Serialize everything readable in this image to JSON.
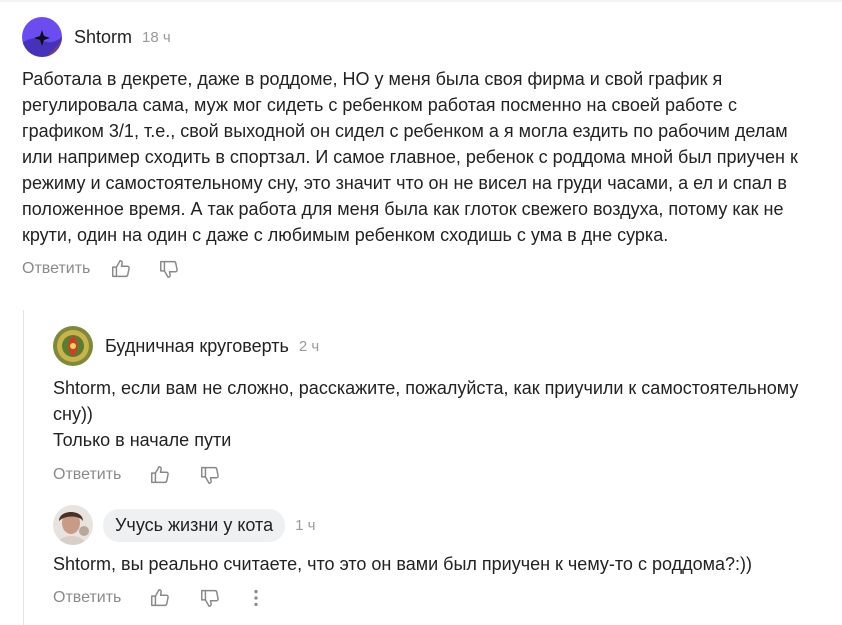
{
  "comments": [
    {
      "author": "Shtorm",
      "time": "18 ч",
      "text": "Работала в декрете, даже в роддоме, НО у меня была своя фирма и свой график я регулировала сама, муж мог сидеть с ребенком работая посменно на своей работе с графиком 3/1, т.е., свой выходной он сидел с ребенком а я могла ездить по рабочим делам или например сходить в спортзал. И самое главное, ребенок с роддома мной был приучен к режиму и самостоятельному сну, это значит что он не висел на груди часами, а ел и спал в положенное время. А так работа для меня была как глоток свежего воздуха, потому как не крути, один на один с даже с любимым ребенком сходишь с ума в дне сурка.",
      "reply_label": "Ответить"
    },
    {
      "author": "Будничная круговерть",
      "time": "2 ч",
      "text": "Shtorm, если вам не сложно, расскажите, пожалуйста, как приучили к самостоятельному сну))\nТолько в начале пути",
      "reply_label": "Ответить"
    },
    {
      "author": "Учусь жизни у кота",
      "time": "1 ч",
      "text": "Shtorm, вы реально считаете, что это он вами был приучен к чему-то с роддома?:))",
      "reply_label": "Ответить"
    }
  ],
  "icons": {
    "like": "thumbs-up-icon",
    "dislike": "thumbs-down-icon",
    "more": "more-vertical-icon"
  },
  "colors": {
    "avatar_1": "#6a4cf0",
    "avatar_1_accent": "#ff7a2f",
    "pill_bg": "#eef0f2"
  }
}
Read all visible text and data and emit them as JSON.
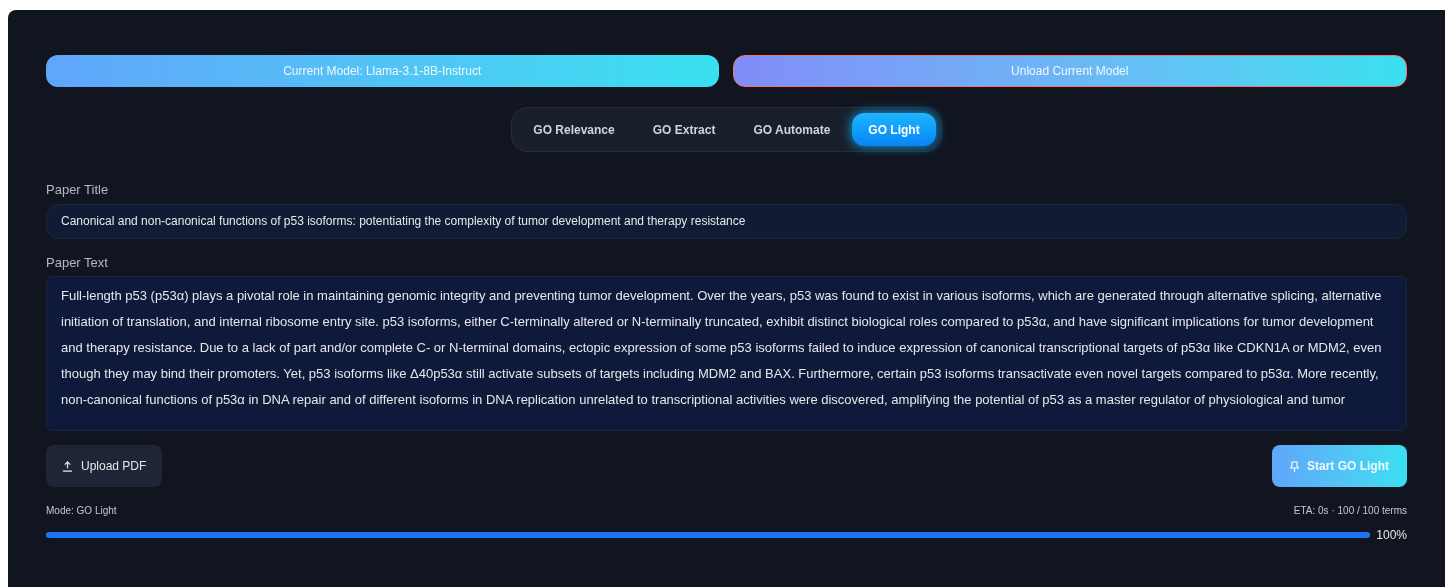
{
  "model_buttons": [
    "Current Model: Llama-3.1-8B-Instruct",
    "Unload Current Model"
  ],
  "tabs": [
    {
      "label": "GO Relevance",
      "selected": false
    },
    {
      "label": "GO Extract",
      "selected": false
    },
    {
      "label": "GO Automate",
      "selected": false
    },
    {
      "label": "GO Light",
      "selected": true
    }
  ],
  "paper_title": {
    "label": "Paper Title",
    "value": "Canonical and non-canonical functions of p53 isoforms: potentiating the complexity of tumor development and therapy resistance"
  },
  "paper_text": {
    "label": "Paper Text",
    "value": "Full-length p53 (p53α) plays a pivotal role in maintaining genomic integrity and preventing tumor development. Over the years, p53 was found to exist in various isoforms, which are generated through alternative splicing, alternative initiation of translation, and internal ribosome entry site. p53 isoforms, either C-terminally altered or N-terminally truncated, exhibit distinct biological roles compared to p53α, and have significant implications for tumor development and therapy resistance. Due to a lack of part and/or complete C- or N-terminal domains, ectopic expression of some p53 isoforms failed to induce expression of canonical transcriptional targets of p53α like CDKN1A or MDM2, even though they may bind their promoters. Yet, p53 isoforms like Δ40p53α still activate subsets of targets including MDM2 and BAX. Furthermore, certain p53 isoforms transactivate even novel targets compared to p53α. More recently, non-canonical functions of p53α in DNA repair and of different isoforms in DNA replication unrelated to transcriptional activities were discovered, amplifying the potential of p53 as a master regulator of physiological and tumor"
  },
  "upload_button": "Upload PDF",
  "start_button": "Start GO Light",
  "mode": "Mode: GO Light",
  "eta": "ETA: 0s · 100 / 100 terms",
  "progress": {
    "level": 1.0,
    "reading": "100%"
  }
}
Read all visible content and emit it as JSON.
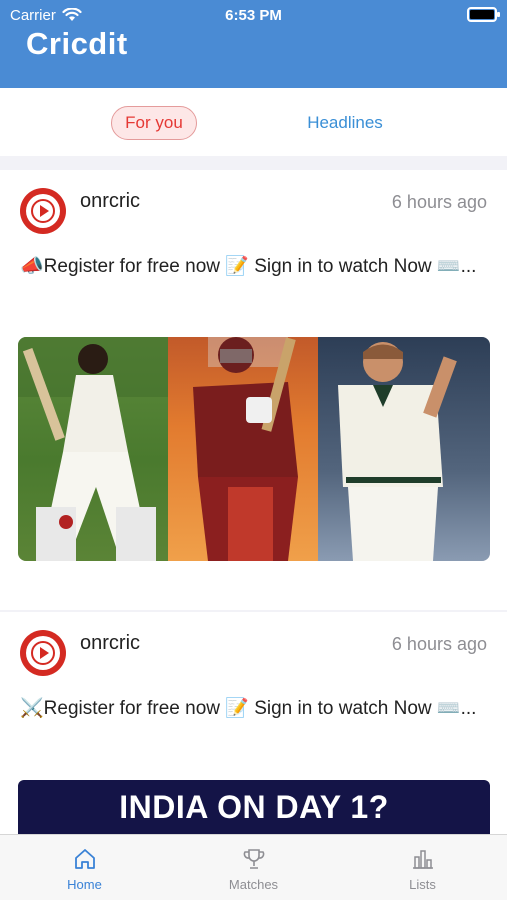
{
  "status_bar": {
    "carrier": "Carrier",
    "time": "6:53 PM"
  },
  "header": {
    "title": "Cricdit"
  },
  "tabs": [
    {
      "label": "For you",
      "active": true
    },
    {
      "label": "Headlines",
      "active": false
    }
  ],
  "posts": [
    {
      "user": "onrcric",
      "time_ago": "6 hours ago",
      "text": "📣Register for free now 📝 Sign in to watch Now ⌨️...",
      "icon": "cricket-ball-icon"
    },
    {
      "user": "onrcric",
      "time_ago": "6 hours ago",
      "text": "⚔️Register for free now 📝 Sign in to watch Now ⌨️...",
      "banner": "INDIA ON DAY 1?"
    }
  ],
  "bottom_tabs": [
    {
      "label": "Home",
      "icon": "home-icon",
      "active": true
    },
    {
      "label": "Matches",
      "icon": "trophy-icon",
      "active": false
    },
    {
      "label": "Lists",
      "icon": "list-icon",
      "active": false
    }
  ],
  "colors": {
    "header": "#4a8bd4",
    "accent_red": "#e53935",
    "link_blue": "#3a8fd6",
    "banner_bg": "#141447"
  }
}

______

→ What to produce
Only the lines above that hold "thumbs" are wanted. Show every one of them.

→ Result of the task
    "like": "thumbs-up-icon",
    "dislike": "thumbs-down-icon",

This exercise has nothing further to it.